- [What to produce]: Each line of the listing below that includes "data" should be reported.

- [Supplied material]:
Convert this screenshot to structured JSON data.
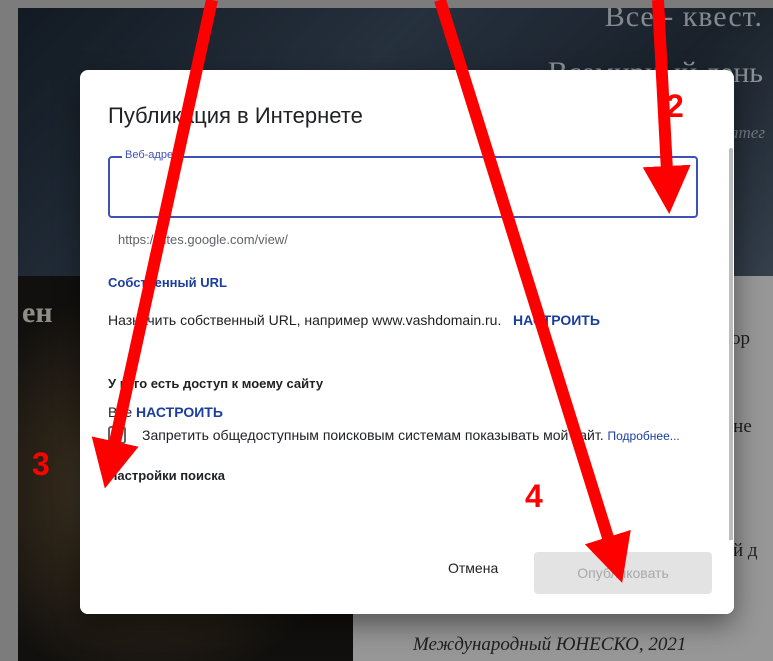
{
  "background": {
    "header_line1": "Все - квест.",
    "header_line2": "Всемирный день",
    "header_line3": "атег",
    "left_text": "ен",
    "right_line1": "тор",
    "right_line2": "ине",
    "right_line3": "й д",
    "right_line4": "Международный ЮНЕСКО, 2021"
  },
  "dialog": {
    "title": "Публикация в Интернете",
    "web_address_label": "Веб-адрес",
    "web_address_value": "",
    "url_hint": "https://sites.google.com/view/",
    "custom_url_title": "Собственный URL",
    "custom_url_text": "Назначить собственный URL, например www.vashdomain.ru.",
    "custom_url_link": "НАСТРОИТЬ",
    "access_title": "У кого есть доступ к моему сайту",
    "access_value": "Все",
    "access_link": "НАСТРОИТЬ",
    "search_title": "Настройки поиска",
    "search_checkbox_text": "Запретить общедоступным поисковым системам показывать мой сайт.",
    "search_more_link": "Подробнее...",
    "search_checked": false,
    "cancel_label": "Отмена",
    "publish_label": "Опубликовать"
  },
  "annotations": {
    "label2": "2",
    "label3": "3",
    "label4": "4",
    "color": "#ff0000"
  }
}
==
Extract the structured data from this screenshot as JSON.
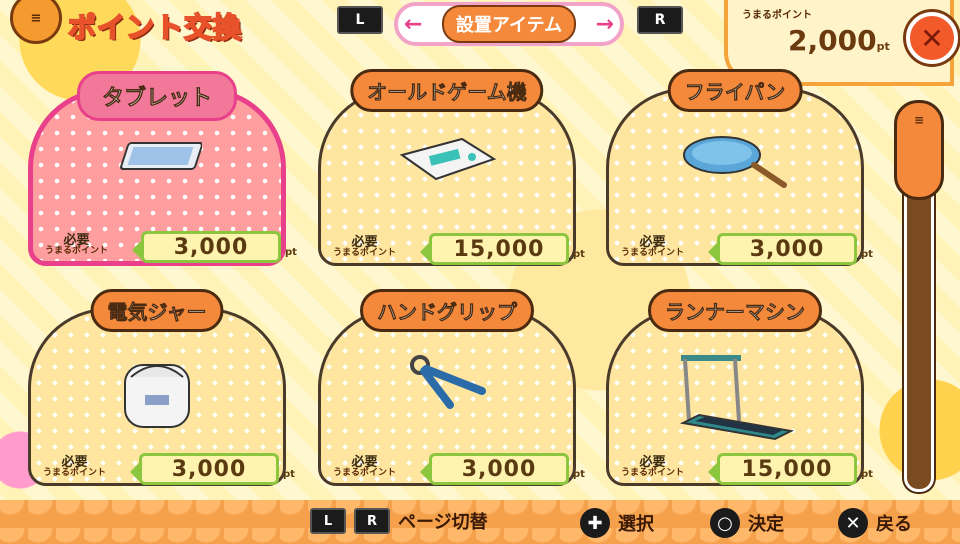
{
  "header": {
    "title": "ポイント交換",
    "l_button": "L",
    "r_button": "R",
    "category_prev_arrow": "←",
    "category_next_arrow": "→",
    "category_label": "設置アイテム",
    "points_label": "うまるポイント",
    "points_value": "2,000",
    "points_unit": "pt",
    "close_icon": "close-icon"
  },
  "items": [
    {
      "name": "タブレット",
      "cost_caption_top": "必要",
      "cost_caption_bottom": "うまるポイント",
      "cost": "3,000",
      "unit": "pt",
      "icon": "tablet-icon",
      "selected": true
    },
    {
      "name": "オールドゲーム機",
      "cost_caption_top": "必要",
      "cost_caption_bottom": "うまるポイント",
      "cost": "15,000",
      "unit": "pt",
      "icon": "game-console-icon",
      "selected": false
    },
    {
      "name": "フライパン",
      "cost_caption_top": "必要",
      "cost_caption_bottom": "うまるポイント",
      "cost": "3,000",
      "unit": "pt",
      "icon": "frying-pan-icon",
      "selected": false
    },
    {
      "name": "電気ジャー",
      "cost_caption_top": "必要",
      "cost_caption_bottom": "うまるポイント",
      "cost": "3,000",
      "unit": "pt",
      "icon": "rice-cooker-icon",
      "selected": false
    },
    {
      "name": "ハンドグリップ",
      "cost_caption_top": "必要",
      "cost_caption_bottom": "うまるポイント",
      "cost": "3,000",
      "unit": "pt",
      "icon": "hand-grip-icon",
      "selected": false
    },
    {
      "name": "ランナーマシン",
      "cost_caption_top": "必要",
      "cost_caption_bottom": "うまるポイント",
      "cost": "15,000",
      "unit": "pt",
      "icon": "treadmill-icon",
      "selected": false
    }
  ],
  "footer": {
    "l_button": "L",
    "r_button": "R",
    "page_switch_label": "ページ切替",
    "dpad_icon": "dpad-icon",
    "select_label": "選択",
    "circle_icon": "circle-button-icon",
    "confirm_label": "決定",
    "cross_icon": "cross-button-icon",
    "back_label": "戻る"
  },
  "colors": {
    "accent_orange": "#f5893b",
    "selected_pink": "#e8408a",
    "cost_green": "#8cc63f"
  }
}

- [Task response]:
Convert this screenshot to structured JSON data.
Extract the structured data from this screenshot as JSON.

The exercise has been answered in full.